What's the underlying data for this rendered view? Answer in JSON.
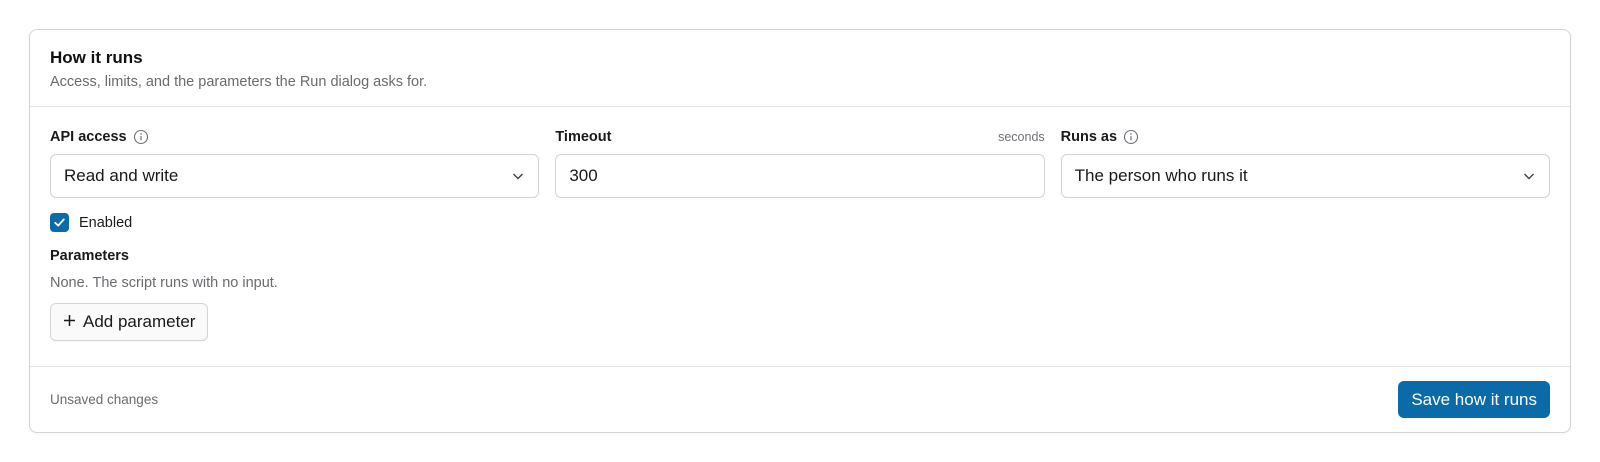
{
  "section": {
    "title": "How it runs",
    "subtitle": "Access, limits, and the parameters the Run dialog asks for."
  },
  "fields": {
    "api_access": {
      "label": "API access",
      "icon": "info-icon",
      "value": "Read and write"
    },
    "timeout": {
      "label": "Timeout",
      "suffix": "seconds",
      "value": "300"
    },
    "runs_as": {
      "label": "Runs as",
      "icon": "info-icon",
      "value": "The person who runs it"
    }
  },
  "enabled": {
    "label": "Enabled",
    "checked": true
  },
  "parameters": {
    "title": "Parameters",
    "empty_text": "None. The script runs with no input.",
    "add_label": "Add parameter"
  },
  "footer": {
    "status": "Unsaved changes",
    "save_label": "Save how it runs"
  },
  "colors": {
    "accent": "#0b6aa8",
    "border": "#d4d4d8",
    "muted_text": "#6b6b70"
  }
}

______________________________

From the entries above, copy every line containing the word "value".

      "value": "Read and write"
      "value": "300"
      "value": "The person who runs it"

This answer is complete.